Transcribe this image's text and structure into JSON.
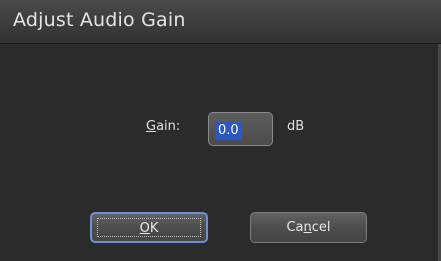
{
  "dialog": {
    "title": "Adjust Audio Gain"
  },
  "gain": {
    "label_mnemonic": "G",
    "label_rest": "ain:",
    "value": "0.0",
    "unit": "dB"
  },
  "buttons": {
    "ok_mnemonic": "O",
    "ok_rest": "K",
    "cancel_pre": "Ca",
    "cancel_mnemonic": "n",
    "cancel_post": "cel"
  }
}
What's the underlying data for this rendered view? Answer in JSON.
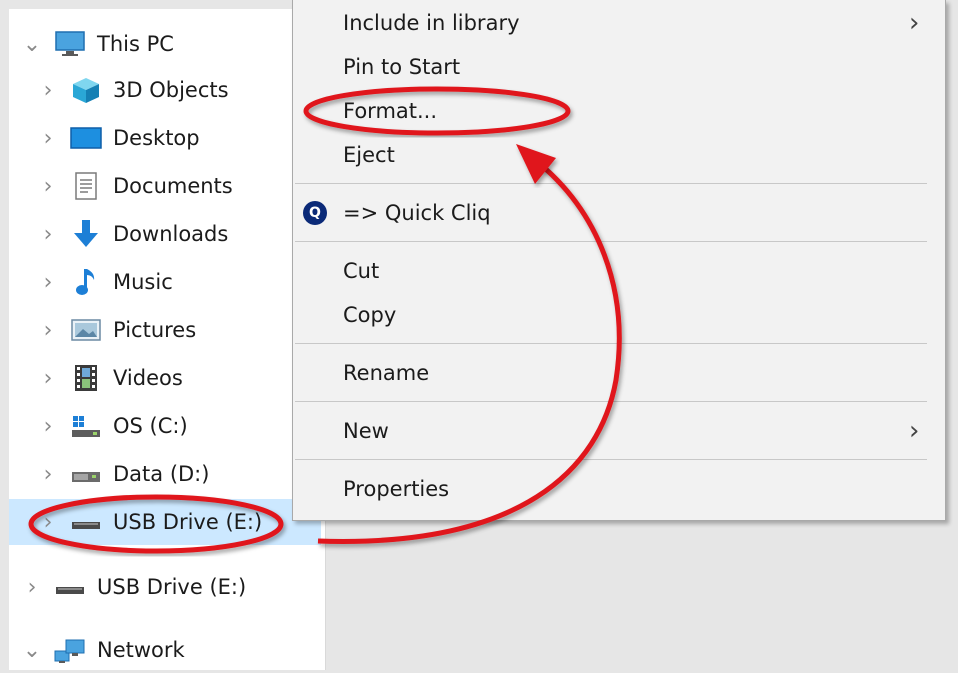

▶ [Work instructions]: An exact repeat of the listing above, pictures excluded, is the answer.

▶ [Result of this exercise]:
Transcribe this image's text and structure into JSON.
{
  "dialog": {
    "title": "Adjust Audio Gain"
  },
  "gain": {
    "label_mnemonic": "G",
    "label_rest": "ain:",
    "value": "0.0",
    "unit": "dB"
  },
  "buttons": {
    "ok_mnemonic": "O",
    "ok_rest": "K",
    "cancel_pre": "Ca",
    "cancel_mnemonic": "n",
    "cancel_post": "cel"
  }
}
What's the underlying data for this rendered view? Answer in JSON.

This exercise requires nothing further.